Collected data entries
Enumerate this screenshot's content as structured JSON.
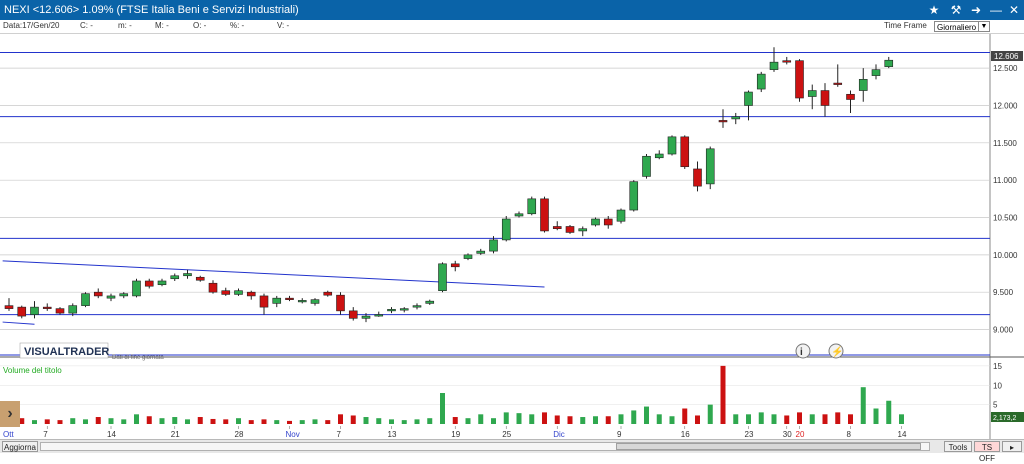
{
  "window": {
    "title": "NEXI <12.606> 1.09%  (FTSE Italia Beni e Servizi Industriali)",
    "icons": [
      "star-icon",
      "hammer-icon",
      "pin-icon",
      "minimize-icon",
      "close-icon"
    ]
  },
  "infobar": {
    "date": "Data:17/Gen/20",
    "c": "C: -",
    "m": "m: -",
    "M": "M: -",
    "O": "O: -",
    "pct": "%: -",
    "V": "V: -",
    "timeframe_label": "Time Frame",
    "timeframe_value": "Giornaliero"
  },
  "chart": {
    "price_label": "12.606",
    "watermark": "VISUALTRADER",
    "watermark_sub": "Dati di fine giornata",
    "volume_title": "Volume del titolo",
    "volume_label": "2,173,2",
    "colors": {
      "up": "#2fa84f",
      "down": "#cc1111",
      "line": "#2233cc",
      "volume_title": "#22aa22"
    }
  },
  "chart_data": {
    "type": "candlestick",
    "price_axis": {
      "ylim": [
        8.9,
        12.85
      ],
      "ticks": [
        "12.500",
        "12.000",
        "11.500",
        "11.000",
        "10.500",
        "10.000",
        "9.500",
        "9.000"
      ]
    },
    "volume_axis": {
      "ylim": [
        0,
        16
      ],
      "ticks": [
        "15",
        "10",
        "5"
      ]
    },
    "x_labels": [
      {
        "text": "Ott",
        "i": -1
      },
      {
        "text": "7",
        "i": 3
      },
      {
        "text": "14",
        "i": 8
      },
      {
        "text": "21",
        "i": 13
      },
      {
        "text": "28",
        "i": 18
      },
      {
        "text": "Nov",
        "i": 22
      },
      {
        "text": "7",
        "i": 26
      },
      {
        "text": "13",
        "i": 30
      },
      {
        "text": "19",
        "i": 35
      },
      {
        "text": "25",
        "i": 39
      },
      {
        "text": "Dic",
        "i": 43
      },
      {
        "text": "9",
        "i": 48
      },
      {
        "text": "16",
        "i": 53
      },
      {
        "text": "23",
        "i": 58
      },
      {
        "text": "30",
        "i": 61
      },
      {
        "text": "20",
        "i": 62
      },
      {
        "text": "8",
        "i": 66
      },
      {
        "text": "14",
        "i": 70
      }
    ],
    "candles": [
      [
        9.32,
        9.42,
        9.25,
        9.28
      ],
      [
        9.3,
        9.32,
        9.15,
        9.18
      ],
      [
        9.2,
        9.38,
        9.15,
        9.3
      ],
      [
        9.3,
        9.35,
        9.25,
        9.28
      ],
      [
        9.28,
        9.3,
        9.2,
        9.22
      ],
      [
        9.22,
        9.35,
        9.18,
        9.32
      ],
      [
        9.32,
        9.5,
        9.3,
        9.48
      ],
      [
        9.5,
        9.55,
        9.42,
        9.45
      ],
      [
        9.42,
        9.48,
        9.38,
        9.45
      ],
      [
        9.45,
        9.5,
        9.42,
        9.48
      ],
      [
        9.45,
        9.68,
        9.43,
        9.65
      ],
      [
        9.65,
        9.68,
        9.55,
        9.58
      ],
      [
        9.6,
        9.68,
        9.58,
        9.65
      ],
      [
        9.68,
        9.75,
        9.65,
        9.72
      ],
      [
        9.72,
        9.8,
        9.68,
        9.75
      ],
      [
        9.7,
        9.72,
        9.64,
        9.66
      ],
      [
        9.62,
        9.66,
        9.48,
        9.5
      ],
      [
        9.52,
        9.56,
        9.45,
        9.47
      ],
      [
        9.47,
        9.55,
        9.45,
        9.52
      ],
      [
        9.5,
        9.52,
        9.4,
        9.45
      ],
      [
        9.45,
        9.48,
        9.2,
        9.3
      ],
      [
        9.35,
        9.45,
        9.3,
        9.42
      ],
      [
        9.42,
        9.45,
        9.38,
        9.4
      ],
      [
        9.38,
        9.42,
        9.35,
        9.39
      ],
      [
        9.35,
        9.42,
        9.32,
        9.4
      ],
      [
        9.5,
        9.52,
        9.44,
        9.46
      ],
      [
        9.46,
        9.5,
        9.2,
        9.25
      ],
      [
        9.25,
        9.3,
        9.12,
        9.15
      ],
      [
        9.15,
        9.22,
        9.1,
        9.18
      ],
      [
        9.2,
        9.24,
        9.17,
        9.2
      ],
      [
        9.25,
        9.3,
        9.22,
        9.27
      ],
      [
        9.27,
        9.3,
        9.23,
        9.28
      ],
      [
        9.3,
        9.35,
        9.27,
        9.32
      ],
      [
        9.35,
        9.4,
        9.33,
        9.38
      ],
      [
        9.52,
        9.9,
        9.5,
        9.88
      ],
      [
        9.88,
        9.92,
        9.78,
        9.84
      ],
      [
        9.95,
        10.02,
        9.93,
        10.0
      ],
      [
        10.02,
        10.08,
        10.0,
        10.05
      ],
      [
        10.05,
        10.25,
        10.02,
        10.2
      ],
      [
        10.2,
        10.52,
        10.18,
        10.48
      ],
      [
        10.52,
        10.58,
        10.5,
        10.55
      ],
      [
        10.55,
        10.78,
        10.53,
        10.75
      ],
      [
        10.75,
        10.78,
        10.3,
        10.32
      ],
      [
        10.38,
        10.45,
        10.33,
        10.35
      ],
      [
        10.38,
        10.4,
        10.28,
        10.3
      ],
      [
        10.32,
        10.38,
        10.25,
        10.35
      ],
      [
        10.4,
        10.5,
        10.38,
        10.48
      ],
      [
        10.48,
        10.52,
        10.35,
        10.4
      ],
      [
        10.45,
        10.62,
        10.42,
        10.6
      ],
      [
        10.6,
        11.0,
        10.58,
        10.98
      ],
      [
        11.05,
        11.35,
        11.02,
        11.32
      ],
      [
        11.3,
        11.4,
        11.28,
        11.35
      ],
      [
        11.35,
        11.6,
        11.33,
        11.58
      ],
      [
        11.58,
        11.6,
        11.15,
        11.18
      ],
      [
        11.15,
        11.25,
        10.85,
        10.92
      ],
      [
        10.95,
        11.45,
        10.88,
        11.42
      ],
      [
        11.8,
        11.95,
        11.7,
        11.78
      ],
      [
        11.82,
        11.9,
        11.75,
        11.85
      ],
      [
        12.0,
        12.2,
        11.8,
        12.18
      ],
      [
        12.22,
        12.45,
        12.18,
        12.42
      ],
      [
        12.48,
        12.78,
        12.45,
        12.58
      ],
      [
        12.6,
        12.65,
        12.55,
        12.58
      ],
      [
        12.6,
        12.62,
        12.05,
        12.1
      ],
      [
        12.12,
        12.28,
        11.95,
        12.2
      ],
      [
        12.2,
        12.3,
        11.85,
        12.0
      ],
      [
        12.3,
        12.55,
        12.25,
        12.28
      ],
      [
        12.15,
        12.2,
        11.9,
        12.08
      ],
      [
        12.2,
        12.5,
        12.05,
        12.35
      ],
      [
        12.4,
        12.55,
        12.35,
        12.48
      ],
      [
        12.52,
        12.65,
        12.5,
        12.606
      ]
    ],
    "volumes": [
      2,
      1.5,
      1,
      1.2,
      1,
      1.5,
      1.2,
      1.8,
      1.5,
      1.2,
      2.5,
      2,
      1.5,
      1.8,
      1.2,
      1.8,
      1.3,
      1.2,
      1.5,
      1,
      1.2,
      1,
      0.8,
      1,
      1.2,
      1,
      2.5,
      2.2,
      1.8,
      1.5,
      1.2,
      1,
      1.2,
      1.5,
      8,
      1.8,
      1.5,
      2.5,
      1.5,
      3,
      2.8,
      2.5,
      3,
      2.2,
      2,
      1.8,
      2,
      2,
      2.5,
      3.5,
      4.5,
      2.5,
      2,
      4,
      2.2,
      5,
      15,
      2.5,
      2.5,
      3,
      2.5,
      2.2,
      3,
      2.5,
      2.5,
      3,
      2.5,
      9.5,
      4,
      6,
      2.5
    ],
    "horizontal_lines": [
      12.71,
      11.85,
      10.22,
      9.2
    ],
    "trendlines": [
      [
        -0.5,
        9.92,
        42,
        9.57
      ],
      [
        -0.5,
        9.1,
        2,
        9.07
      ]
    ]
  },
  "bottombar": {
    "aggiorna": "Aggiorna",
    "tools": "Tools",
    "tsoff": "TS OFF"
  }
}
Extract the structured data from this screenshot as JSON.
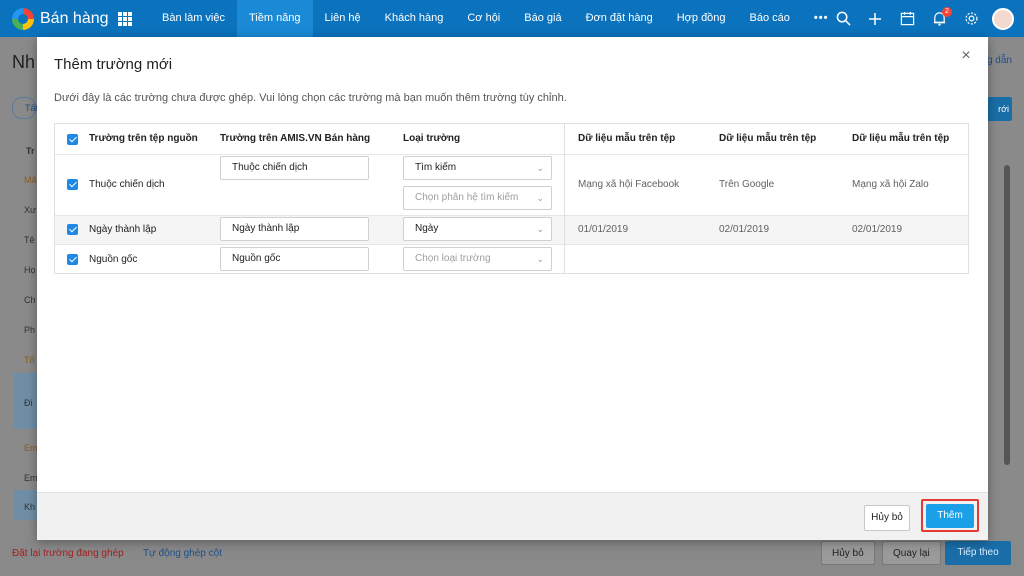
{
  "app": {
    "title": "Bán hàng"
  },
  "nav": [
    "Bàn làm việc",
    "Tiềm năng",
    "Liên hệ",
    "Khách hàng",
    "Cơ hội",
    "Báo giá",
    "Đơn đặt hàng",
    "Hợp đồng",
    "Báo cáo",
    "•••"
  ],
  "nav_active_index": 1,
  "notifications_count": "2",
  "background": {
    "title": "Nh",
    "help_link": "g dẫn",
    "filter_chip": "Tất",
    "right_button": "rới",
    "rows": [
      "Tr",
      "Mã",
      "Xư",
      "Tê",
      "Họ",
      "Ch",
      "Ph",
      "Tổ",
      "Đi",
      "Em",
      "Em",
      "Kh"
    ],
    "footer": {
      "reset": "Đặt lại trường đang ghép",
      "auto": "Tự động ghép cột",
      "cancel": "Hủy bỏ",
      "back": "Quay lại",
      "next": "Tiếp theo"
    }
  },
  "modal": {
    "title": "Thêm trường mới",
    "close": "×",
    "description": "Dưới đây là các trường chưa được ghép. Vui lòng chọn các trường mà bạn muốn thêm trường tùy chỉnh.",
    "headers": {
      "source": "Trường trên tệp nguồn",
      "amis": "Trường trên AMIS.VN Bán hàng",
      "type": "Loại trường",
      "sample1": "Dữ liệu mẫu trên tệp",
      "sample2": "Dữ liệu mẫu trên tệp",
      "sample3": "Dữ liệu mẫu trên tệp"
    },
    "rows": [
      {
        "source": "Thuộc chiến dịch",
        "amis": "Thuộc chiến dịch",
        "type": "Tìm kiếm",
        "type_extra": "Chọn phân hệ tìm kiếm",
        "samples": [
          "Mạng xã hội Facebook",
          "Trên Google",
          "Mạng xã hội Zalo"
        ]
      },
      {
        "source": "Ngày thành lập",
        "amis": "Ngày thành lập",
        "type": "Ngày",
        "samples": [
          "01/01/2019",
          "02/01/2019",
          "02/01/2019"
        ]
      },
      {
        "source": "Nguồn gốc",
        "amis": "Nguồn gốc",
        "type": "Chọn loại trường",
        "samples": [
          "",
          "",
          ""
        ]
      }
    ],
    "buttons": {
      "cancel": "Hủy bỏ",
      "add": "Thêm"
    }
  },
  "colors": {
    "topbar": "#0b73bd",
    "accent": "#1aa0e8",
    "highlight": "#e53935"
  },
  "icons": [
    "search-icon",
    "plus-icon",
    "calendar-icon",
    "bell-icon",
    "gear-icon",
    "avatar",
    "checkbox-checked-icon",
    "chevron-down-icon",
    "close-icon"
  ]
}
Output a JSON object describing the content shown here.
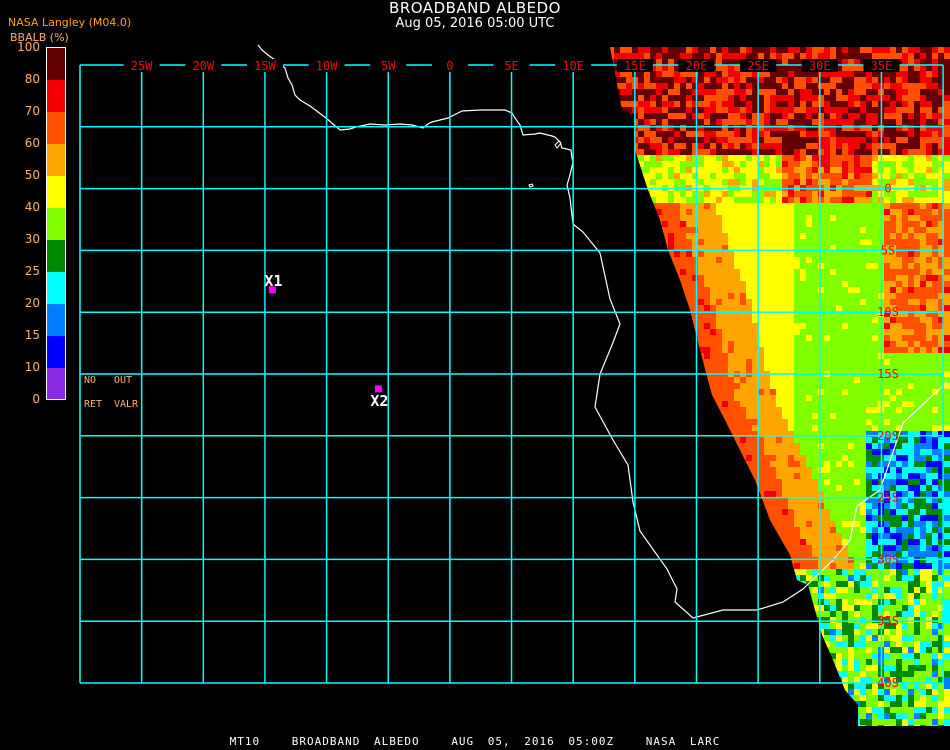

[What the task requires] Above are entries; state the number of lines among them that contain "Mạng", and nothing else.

[Response to this exercise] 2